Ink is a complex mixture. The major components of ink are solvents, waxes, resins, alcohol, lubricants, carbon, pigments, dyes, aniline, dextrine, glycerine, fluorescents, and other chemicals.
The coloured component or dye can be separated from black ink by evaporation and chromatography. If water is taken in a beaker and a watch glass containing ink is placed over the beaker. The beaker is then heated, and eventually, the water in the ink will be evaporated, leaving the dye behind.
Black ink is made by mixing together several different coloured pigments. This blend of pigments may be separated using paper chromatography, allowing us to identify the colours that go into each marker. As a stationary phase in this process, porous material, similar to filter paper, is utilised. The mobile phase can be water or another solvent, such as acetone or alcohol.
What is Chromatography? Explain the Process
Chromatography is a method for separating a mixture's components, or solutes, based on how evenly each solute is dispersed between a stationary phase adjacent to the mobile phase. Usually, one phase is hydrophilic, and the other is lipophilic. The components of the mixture interact in a different pattern with these two phases. The factor on which the interaction depends is the polarity of the components. At a particular time known as the retention time, each sample component elutes from the stationary phase.
A chromatogram is created by recording and plotting the signal of the components as they move past the detector. Chromatographic techniques are mainly used in the purification of proteins of industrial importance. The different types of chromatography are:
Depending on the component's absorptivity, various chemicals are adsorbed to varying degrees on the adsorbent during the process. Components with greater absorptivities travel farther.
Thin Layer Chromatography
Using a glass plate covered with silica gel, the mixture of chemicals is separated into its constituent parts in this method. The various parts of the mixture are subsequently carried to various heights by the solvent/mobile phase.
c. Column Chromatography
This process separates the components of a mixture using a column packed with suitable adsorbent. The component having the highest absorptivity is retained at the top, while the other is separated to different heights accordingly.
Partition Chromatography and Explanation of the Process
A continuous differential partitioning of mixture components into a stationary phase and a mobile phase occurs in this process. Paper chromatography is a good illustration of partition chromatography. The stationary phase in this procedure is chromatography paper, which is suspended in a combination of solvents acting as the mobile phase. The mixture to be separated is placed at an area at the bottom of the chromatographic paper using a capillary tube. The paper should be submerged in the mobile phase to detect chromatogram development.
As the solvent rises up the paper, the components are carried to varying degrees depending on how well they adhere to the paper.
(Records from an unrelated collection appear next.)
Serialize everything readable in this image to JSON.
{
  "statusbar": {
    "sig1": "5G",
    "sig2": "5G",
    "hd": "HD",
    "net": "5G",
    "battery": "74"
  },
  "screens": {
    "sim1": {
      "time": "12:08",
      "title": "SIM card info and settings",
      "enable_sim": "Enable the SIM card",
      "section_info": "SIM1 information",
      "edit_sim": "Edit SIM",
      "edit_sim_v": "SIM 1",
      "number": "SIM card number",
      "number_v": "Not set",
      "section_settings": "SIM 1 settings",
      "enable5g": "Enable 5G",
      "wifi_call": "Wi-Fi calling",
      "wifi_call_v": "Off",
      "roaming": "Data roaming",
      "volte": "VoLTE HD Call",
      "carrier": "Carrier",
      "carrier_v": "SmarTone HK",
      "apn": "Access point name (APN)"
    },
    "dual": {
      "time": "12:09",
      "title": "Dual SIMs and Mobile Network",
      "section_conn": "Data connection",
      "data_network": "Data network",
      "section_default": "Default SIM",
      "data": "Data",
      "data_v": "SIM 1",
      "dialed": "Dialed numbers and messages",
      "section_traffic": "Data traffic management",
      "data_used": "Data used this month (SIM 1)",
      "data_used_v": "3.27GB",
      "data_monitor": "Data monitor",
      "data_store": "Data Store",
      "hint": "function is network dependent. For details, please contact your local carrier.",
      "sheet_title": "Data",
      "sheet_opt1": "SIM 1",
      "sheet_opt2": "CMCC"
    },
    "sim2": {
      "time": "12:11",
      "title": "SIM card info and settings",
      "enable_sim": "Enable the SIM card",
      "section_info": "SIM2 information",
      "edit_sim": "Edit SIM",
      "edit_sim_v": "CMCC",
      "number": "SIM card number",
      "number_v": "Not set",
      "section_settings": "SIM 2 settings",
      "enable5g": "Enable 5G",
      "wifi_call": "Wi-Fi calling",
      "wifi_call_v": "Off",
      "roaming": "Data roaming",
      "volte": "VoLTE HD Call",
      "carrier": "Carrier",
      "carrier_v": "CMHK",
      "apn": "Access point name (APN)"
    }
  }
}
As a result, the components are divided at various heights. Following the development of the chromatogram, the paper is dried using an air drier. Additionally, to identify the sample chromatogram spots, the detecting solution can be sprayed on the paper with a produced chromatogram and dried.
Chromatography of Black Ink
The stationary phase and mobile phase are the two components of chromatography. As the name implies, the stationary phase is still and immobile. The phase that passes over the stationary phase is known as the mobile phase. Paper chromatography is used to separate the many colours in black ink. The mobile phase is assumed to be water. The various pigments of black ink continue to separate as the water rises. Some pigments are reported to dissolve rapidly in water and are pulled with the water to a greater distance.
Black Ink in Water
The pigment colours are carried away by the water as it is mixed with black ink. Some colours dissolve more easily in water and move up the paper along with the water. Separating the components of a mixture so that you can see each one separately is referred to as chromatography. After chromatography, the black ink truly has a rainbow-like appearance!
Separating mixtures is done using chromatography. The name itself translates to "colour writing." Chromatography can separate colours such that you can see the individual components of each colour.
Pigments, resins, waxes, and additives are ink's main components.
Chromatography is used for separating the components of coloured mixtures.
The ratio of the solute's and the solvent's travel distances is known as the Rf (retardation factor) value. The term is derived from chromatography, where it was found that a particular component will always travel a specific distance in a specific solvent under a specific set of circumstances.